The Attallah College of Educational Studies was recently awarded a special grant by the California Council on Teacher Education (CCTE) Special Interest Group (SIG) on Inclusive Education. The grant, made possible by the CEEDAR Center, a national center funded by the US Department of Education’s Office of Special Education Programs, is part of a state and national effort to create an inclusive system of education. The goal is to reform traditional general and special education policies and practices in order to meet the academic and social-emotional-behavioral needs of all students.
The Attallah College is using the grant funding to redesign its accelerated five-year bachelor’s degree plus master’s in curriculum and instruction (4+1 MACI) program.
“The MACI redesign will integrate coursework and field experiences to make sure they are inclusive across the board.
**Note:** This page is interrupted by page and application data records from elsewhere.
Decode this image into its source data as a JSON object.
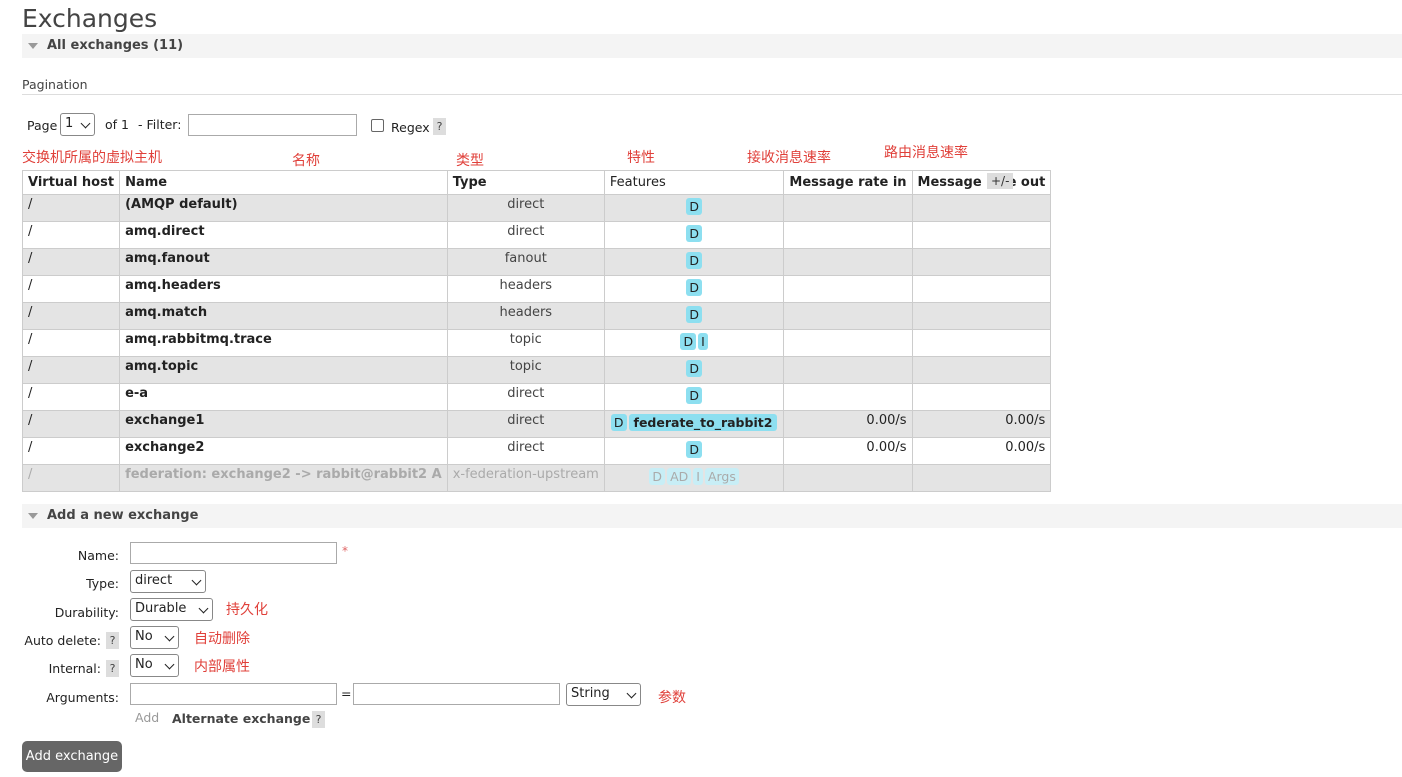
{
  "page": {
    "title": "Exchanges"
  },
  "sections": {
    "all_exchanges": "All exchanges (11)",
    "add_new": "Add a new exchange"
  },
  "pagination": {
    "label": "Pagination",
    "page_label": "Page",
    "page_value": "1",
    "of_label": "of 1",
    "filter_label": "- Filter:",
    "regex_label": "Regex",
    "help": "?"
  },
  "annotations": {
    "vhost": "交换机所属的虚拟主机",
    "name": "名称",
    "type": "类型",
    "features": "特性",
    "rate_in": "接收消息速率",
    "rate_out": "路由消息速率",
    "durability": "持久化",
    "auto_delete": "自动删除",
    "internal": "内部属性",
    "arguments": "参数"
  },
  "table": {
    "headers": [
      "Virtual host",
      "Name",
      "Type",
      "Features",
      "Message rate in",
      "Message rate out"
    ],
    "toggle": "+/-",
    "rows": [
      {
        "vhost": "/",
        "name": "(AMQP default)",
        "type": "direct",
        "features": [
          "D"
        ],
        "rate_in": "",
        "rate_out": ""
      },
      {
        "vhost": "/",
        "name": "amq.direct",
        "type": "direct",
        "features": [
          "D"
        ],
        "rate_in": "",
        "rate_out": ""
      },
      {
        "vhost": "/",
        "name": "amq.fanout",
        "type": "fanout",
        "features": [
          "D"
        ],
        "rate_in": "",
        "rate_out": ""
      },
      {
        "vhost": "/",
        "name": "amq.headers",
        "type": "headers",
        "features": [
          "D"
        ],
        "rate_in": "",
        "rate_out": ""
      },
      {
        "vhost": "/",
        "name": "amq.match",
        "type": "headers",
        "features": [
          "D"
        ],
        "rate_in": "",
        "rate_out": ""
      },
      {
        "vhost": "/",
        "name": "amq.rabbitmq.trace",
        "type": "topic",
        "features": [
          "D",
          "I"
        ],
        "rate_in": "",
        "rate_out": ""
      },
      {
        "vhost": "/",
        "name": "amq.topic",
        "type": "topic",
        "features": [
          "D"
        ],
        "rate_in": "",
        "rate_out": ""
      },
      {
        "vhost": "/",
        "name": "e-a",
        "type": "direct",
        "features": [
          "D"
        ],
        "rate_in": "",
        "rate_out": ""
      },
      {
        "vhost": "/",
        "name": "exchange1",
        "type": "direct",
        "features": [
          "D",
          "federate_to_rabbit2"
        ],
        "rate_in": "0.00/s",
        "rate_out": "0.00/s"
      },
      {
        "vhost": "/",
        "name": "exchange2",
        "type": "direct",
        "features": [
          "D"
        ],
        "rate_in": "0.00/s",
        "rate_out": "0.00/s"
      },
      {
        "vhost": "/",
        "name": "federation: exchange2 -> rabbit@rabbit2 A",
        "type": "x-federation-upstream",
        "features": [
          "D",
          "AD",
          "I",
          "Args"
        ],
        "rate_in": "",
        "rate_out": ""
      }
    ]
  },
  "form": {
    "name_label": "Name:",
    "name_value": "",
    "required_mark": "*",
    "type_label": "Type:",
    "type_value": "direct",
    "durability_label": "Durability:",
    "durability_value": "Durable",
    "auto_delete_label": "Auto delete:",
    "auto_delete_value": "No",
    "internal_label": "Internal:",
    "internal_value": "No",
    "arguments_label": "Arguments:",
    "arg_key": "",
    "arg_eq": "=",
    "arg_value": "",
    "arg_type": "String",
    "add_link": "Add",
    "alternate_exchange": "Alternate exchange",
    "submit": "Add exchange"
  }
}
We’re thinking about how to provide an integrated, high-quality experience so Chapman graduates are prepared to teach all kids,” explained Dr. Amy Ardell, Attallah College Assistant Professor and MACI Program Coordinator.
Following the program redesign, Chapman’s MACI students will earn bachelor’s and master’s degrees and qualify for credentials in both general and special education in five years, with no additional coursework.
The MACI changes will align the program with California state education trends, which are moving toward a universal credential design that facilitates inclusive education.
Over the last two years, the California Commission on Teacher Credentialing (CTC) has been working toward a model that ensures “candidates are thoroughly prepared and able to teach all students in any setting.” New requirements for teacher credentials will be based on a common trunk, which is defined as a “set of knowledge, skills and abilities in which all teaching candidates—both general education and special education—would have to demonstrate competence.”
In its initial 2015 report, California’s Statewide Task Force on Special Education detailed the long-term goal: “California envisions general education and special education working together seamlessly as one system that is designed to address the needs of all students—as soon as those needs are apparent.”
“The state of California is going in a progressive direction with education right now that aligns with the Attallah College teacher education program goals,” said Dr. Ardell. “The CCTE grant allows Chapman to stay out in front of these changes.”
In addition to the $12,000 CCTE grant, Chapman’s Attallah College will provide matching funds for the purchase of assistive technology, including iPads and specialized software, for use in its teacher education program.
This technology will allow Chapman teacher candidates to work with K-12 students with disabilities and specialized learning needs in Chapman’s Kathleen Muth Reading Center, which has been providing after-school tutoring to approximately 50 at-risk K-5 students per year since 1975.
“With the help of assistive technology resources, our students will be better positioned to support all children. They will then be able to enter their student teaching rotation with specialized training in the uses of assistive technology with various learners,” said Dr. Margaret Grogan, Dean of the Attallah College.
As more and more schools are moving to a one-to-one technology model, this will give Chapman graduates important real-world job experience.
“It is important we stay on the cutting edge of teacher education. With this MACI redesign, Attallah College will be responsive to state requirements as well as to what our school district partners are asking for and doing,” said Dr. Michelle Samura, Attallah College Associate Professor and Associate Dean of Undergraduate Education.
Benefit for MACI Students
Chapman students who graduate with both general and special education credentials will have a significant advantage on the job market.
“A lot of districts, in particular our key partner Orange Unified School District, are getting rid of special day classes altogether and moving to a co-teaching model,” said Dr. Ardell. “If that’s where education is going — we’re not going to be segregating kids — Chapman graduates will have that expertise to work more effectively.”
Bianca Adamo (MACI ’18), a recent graduate of Chapman’s MACI program who will be teaching second grade this fall at her alma mater, Holy Spirit School in San Jose, agreed: “Allowing students to earn both credentials will not only make them more qualified in the field, but also give students the opportunity to experience both types of classrooms and have a stronger understanding of how to handle and work with students with special needs.”
“Overall, I strongly believe that adding an option for a special education credential through MACI will not only make this program different from other schools but will create even more well-rounded teachers that will be confident to take on all challenges that teaching brings.”